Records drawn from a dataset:
↓↓↓

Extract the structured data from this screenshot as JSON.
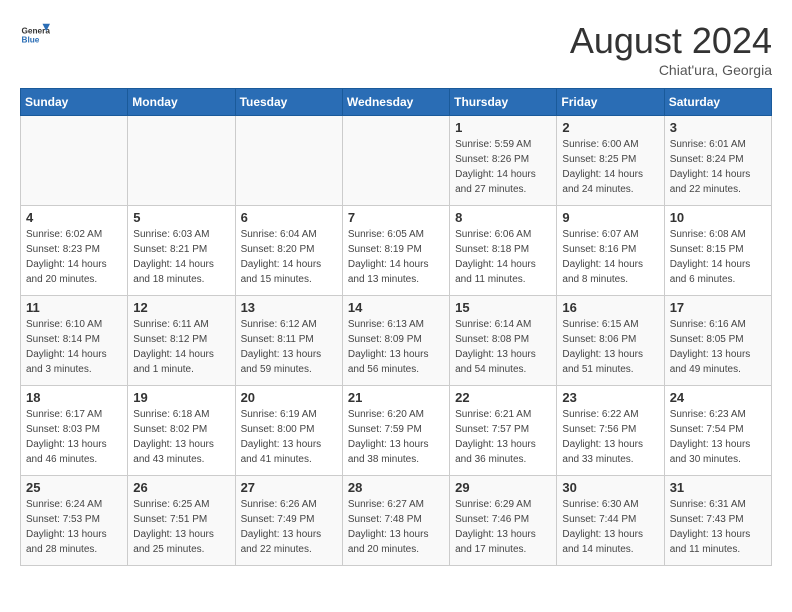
{
  "logo": {
    "general": "General",
    "blue": "Blue"
  },
  "title": {
    "month_year": "August 2024",
    "location": "Chiat'ura, Georgia"
  },
  "days_of_week": [
    "Sunday",
    "Monday",
    "Tuesday",
    "Wednesday",
    "Thursday",
    "Friday",
    "Saturday"
  ],
  "weeks": [
    [
      {
        "day": "",
        "info": ""
      },
      {
        "day": "",
        "info": ""
      },
      {
        "day": "",
        "info": ""
      },
      {
        "day": "",
        "info": ""
      },
      {
        "day": "1",
        "info": "Sunrise: 5:59 AM\nSunset: 8:26 PM\nDaylight: 14 hours\nand 27 minutes."
      },
      {
        "day": "2",
        "info": "Sunrise: 6:00 AM\nSunset: 8:25 PM\nDaylight: 14 hours\nand 24 minutes."
      },
      {
        "day": "3",
        "info": "Sunrise: 6:01 AM\nSunset: 8:24 PM\nDaylight: 14 hours\nand 22 minutes."
      }
    ],
    [
      {
        "day": "4",
        "info": "Sunrise: 6:02 AM\nSunset: 8:23 PM\nDaylight: 14 hours\nand 20 minutes."
      },
      {
        "day": "5",
        "info": "Sunrise: 6:03 AM\nSunset: 8:21 PM\nDaylight: 14 hours\nand 18 minutes."
      },
      {
        "day": "6",
        "info": "Sunrise: 6:04 AM\nSunset: 8:20 PM\nDaylight: 14 hours\nand 15 minutes."
      },
      {
        "day": "7",
        "info": "Sunrise: 6:05 AM\nSunset: 8:19 PM\nDaylight: 14 hours\nand 13 minutes."
      },
      {
        "day": "8",
        "info": "Sunrise: 6:06 AM\nSunset: 8:18 PM\nDaylight: 14 hours\nand 11 minutes."
      },
      {
        "day": "9",
        "info": "Sunrise: 6:07 AM\nSunset: 8:16 PM\nDaylight: 14 hours\nand 8 minutes."
      },
      {
        "day": "10",
        "info": "Sunrise: 6:08 AM\nSunset: 8:15 PM\nDaylight: 14 hours\nand 6 minutes."
      }
    ],
    [
      {
        "day": "11",
        "info": "Sunrise: 6:10 AM\nSunset: 8:14 PM\nDaylight: 14 hours\nand 3 minutes."
      },
      {
        "day": "12",
        "info": "Sunrise: 6:11 AM\nSunset: 8:12 PM\nDaylight: 14 hours\nand 1 minute."
      },
      {
        "day": "13",
        "info": "Sunrise: 6:12 AM\nSunset: 8:11 PM\nDaylight: 13 hours\nand 59 minutes."
      },
      {
        "day": "14",
        "info": "Sunrise: 6:13 AM\nSunset: 8:09 PM\nDaylight: 13 hours\nand 56 minutes."
      },
      {
        "day": "15",
        "info": "Sunrise: 6:14 AM\nSunset: 8:08 PM\nDaylight: 13 hours\nand 54 minutes."
      },
      {
        "day": "16",
        "info": "Sunrise: 6:15 AM\nSunset: 8:06 PM\nDaylight: 13 hours\nand 51 minutes."
      },
      {
        "day": "17",
        "info": "Sunrise: 6:16 AM\nSunset: 8:05 PM\nDaylight: 13 hours\nand 49 minutes."
      }
    ],
    [
      {
        "day": "18",
        "info": "Sunrise: 6:17 AM\nSunset: 8:03 PM\nDaylight: 13 hours\nand 46 minutes."
      },
      {
        "day": "19",
        "info": "Sunrise: 6:18 AM\nSunset: 8:02 PM\nDaylight: 13 hours\nand 43 minutes."
      },
      {
        "day": "20",
        "info": "Sunrise: 6:19 AM\nSunset: 8:00 PM\nDaylight: 13 hours\nand 41 minutes."
      },
      {
        "day": "21",
        "info": "Sunrise: 6:20 AM\nSunset: 7:59 PM\nDaylight: 13 hours\nand 38 minutes."
      },
      {
        "day": "22",
        "info": "Sunrise: 6:21 AM\nSunset: 7:57 PM\nDaylight: 13 hours\nand 36 minutes."
      },
      {
        "day": "23",
        "info": "Sunrise: 6:22 AM\nSunset: 7:56 PM\nDaylight: 13 hours\nand 33 minutes."
      },
      {
        "day": "24",
        "info": "Sunrise: 6:23 AM\nSunset: 7:54 PM\nDaylight: 13 hours\nand 30 minutes."
      }
    ],
    [
      {
        "day": "25",
        "info": "Sunrise: 6:24 AM\nSunset: 7:53 PM\nDaylight: 13 hours\nand 28 minutes."
      },
      {
        "day": "26",
        "info": "Sunrise: 6:25 AM\nSunset: 7:51 PM\nDaylight: 13 hours\nand 25 minutes."
      },
      {
        "day": "27",
        "info": "Sunrise: 6:26 AM\nSunset: 7:49 PM\nDaylight: 13 hours\nand 22 minutes."
      },
      {
        "day": "28",
        "info": "Sunrise: 6:27 AM\nSunset: 7:48 PM\nDaylight: 13 hours\nand 20 minutes."
      },
      {
        "day": "29",
        "info": "Sunrise: 6:29 AM\nSunset: 7:46 PM\nDaylight: 13 hours\nand 17 minutes."
      },
      {
        "day": "30",
        "info": "Sunrise: 6:30 AM\nSunset: 7:44 PM\nDaylight: 13 hours\nand 14 minutes."
      },
      {
        "day": "31",
        "info": "Sunrise: 6:31 AM\nSunset: 7:43 PM\nDaylight: 13 hours\nand 11 minutes."
      }
    ]
  ]
}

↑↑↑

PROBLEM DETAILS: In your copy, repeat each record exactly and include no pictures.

RESULT FOR THIS TASK:
Extract the structured data from this screenshot as JSON.
{
  "logo": {
    "general": "General",
    "blue": "Blue"
  },
  "title": {
    "month_year": "August 2024",
    "location": "Chiat'ura, Georgia"
  },
  "days_of_week": [
    "Sunday",
    "Monday",
    "Tuesday",
    "Wednesday",
    "Thursday",
    "Friday",
    "Saturday"
  ],
  "weeks": [
    [
      {
        "day": "",
        "info": ""
      },
      {
        "day": "",
        "info": ""
      },
      {
        "day": "",
        "info": ""
      },
      {
        "day": "",
        "info": ""
      },
      {
        "day": "1",
        "info": "Sunrise: 5:59 AM\nSunset: 8:26 PM\nDaylight: 14 hours\nand 27 minutes."
      },
      {
        "day": "2",
        "info": "Sunrise: 6:00 AM\nSunset: 8:25 PM\nDaylight: 14 hours\nand 24 minutes."
      },
      {
        "day": "3",
        "info": "Sunrise: 6:01 AM\nSunset: 8:24 PM\nDaylight: 14 hours\nand 22 minutes."
      }
    ],
    [
      {
        "day": "4",
        "info": "Sunrise: 6:02 AM\nSunset: 8:23 PM\nDaylight: 14 hours\nand 20 minutes."
      },
      {
        "day": "5",
        "info": "Sunrise: 6:03 AM\nSunset: 8:21 PM\nDaylight: 14 hours\nand 18 minutes."
      },
      {
        "day": "6",
        "info": "Sunrise: 6:04 AM\nSunset: 8:20 PM\nDaylight: 14 hours\nand 15 minutes."
      },
      {
        "day": "7",
        "info": "Sunrise: 6:05 AM\nSunset: 8:19 PM\nDaylight: 14 hours\nand 13 minutes."
      },
      {
        "day": "8",
        "info": "Sunrise: 6:06 AM\nSunset: 8:18 PM\nDaylight: 14 hours\nand 11 minutes."
      },
      {
        "day": "9",
        "info": "Sunrise: 6:07 AM\nSunset: 8:16 PM\nDaylight: 14 hours\nand 8 minutes."
      },
      {
        "day": "10",
        "info": "Sunrise: 6:08 AM\nSunset: 8:15 PM\nDaylight: 14 hours\nand 6 minutes."
      }
    ],
    [
      {
        "day": "11",
        "info": "Sunrise: 6:10 AM\nSunset: 8:14 PM\nDaylight: 14 hours\nand 3 minutes."
      },
      {
        "day": "12",
        "info": "Sunrise: 6:11 AM\nSunset: 8:12 PM\nDaylight: 14 hours\nand 1 minute."
      },
      {
        "day": "13",
        "info": "Sunrise: 6:12 AM\nSunset: 8:11 PM\nDaylight: 13 hours\nand 59 minutes."
      },
      {
        "day": "14",
        "info": "Sunrise: 6:13 AM\nSunset: 8:09 PM\nDaylight: 13 hours\nand 56 minutes."
      },
      {
        "day": "15",
        "info": "Sunrise: 6:14 AM\nSunset: 8:08 PM\nDaylight: 13 hours\nand 54 minutes."
      },
      {
        "day": "16",
        "info": "Sunrise: 6:15 AM\nSunset: 8:06 PM\nDaylight: 13 hours\nand 51 minutes."
      },
      {
        "day": "17",
        "info": "Sunrise: 6:16 AM\nSunset: 8:05 PM\nDaylight: 13 hours\nand 49 minutes."
      }
    ],
    [
      {
        "day": "18",
        "info": "Sunrise: 6:17 AM\nSunset: 8:03 PM\nDaylight: 13 hours\nand 46 minutes."
      },
      {
        "day": "19",
        "info": "Sunrise: 6:18 AM\nSunset: 8:02 PM\nDaylight: 13 hours\nand 43 minutes."
      },
      {
        "day": "20",
        "info": "Sunrise: 6:19 AM\nSunset: 8:00 PM\nDaylight: 13 hours\nand 41 minutes."
      },
      {
        "day": "21",
        "info": "Sunrise: 6:20 AM\nSunset: 7:59 PM\nDaylight: 13 hours\nand 38 minutes."
      },
      {
        "day": "22",
        "info": "Sunrise: 6:21 AM\nSunset: 7:57 PM\nDaylight: 13 hours\nand 36 minutes."
      },
      {
        "day": "23",
        "info": "Sunrise: 6:22 AM\nSunset: 7:56 PM\nDaylight: 13 hours\nand 33 minutes."
      },
      {
        "day": "24",
        "info": "Sunrise: 6:23 AM\nSunset: 7:54 PM\nDaylight: 13 hours\nand 30 minutes."
      }
    ],
    [
      {
        "day": "25",
        "info": "Sunrise: 6:24 AM\nSunset: 7:53 PM\nDaylight: 13 hours\nand 28 minutes."
      },
      {
        "day": "26",
        "info": "Sunrise: 6:25 AM\nSunset: 7:51 PM\nDaylight: 13 hours\nand 25 minutes."
      },
      {
        "day": "27",
        "info": "Sunrise: 6:26 AM\nSunset: 7:49 PM\nDaylight: 13 hours\nand 22 minutes."
      },
      {
        "day": "28",
        "info": "Sunrise: 6:27 AM\nSunset: 7:48 PM\nDaylight: 13 hours\nand 20 minutes."
      },
      {
        "day": "29",
        "info": "Sunrise: 6:29 AM\nSunset: 7:46 PM\nDaylight: 13 hours\nand 17 minutes."
      },
      {
        "day": "30",
        "info": "Sunrise: 6:30 AM\nSunset: 7:44 PM\nDaylight: 13 hours\nand 14 minutes."
      },
      {
        "day": "31",
        "info": "Sunrise: 6:31 AM\nSunset: 7:43 PM\nDaylight: 13 hours\nand 11 minutes."
      }
    ]
  ]
}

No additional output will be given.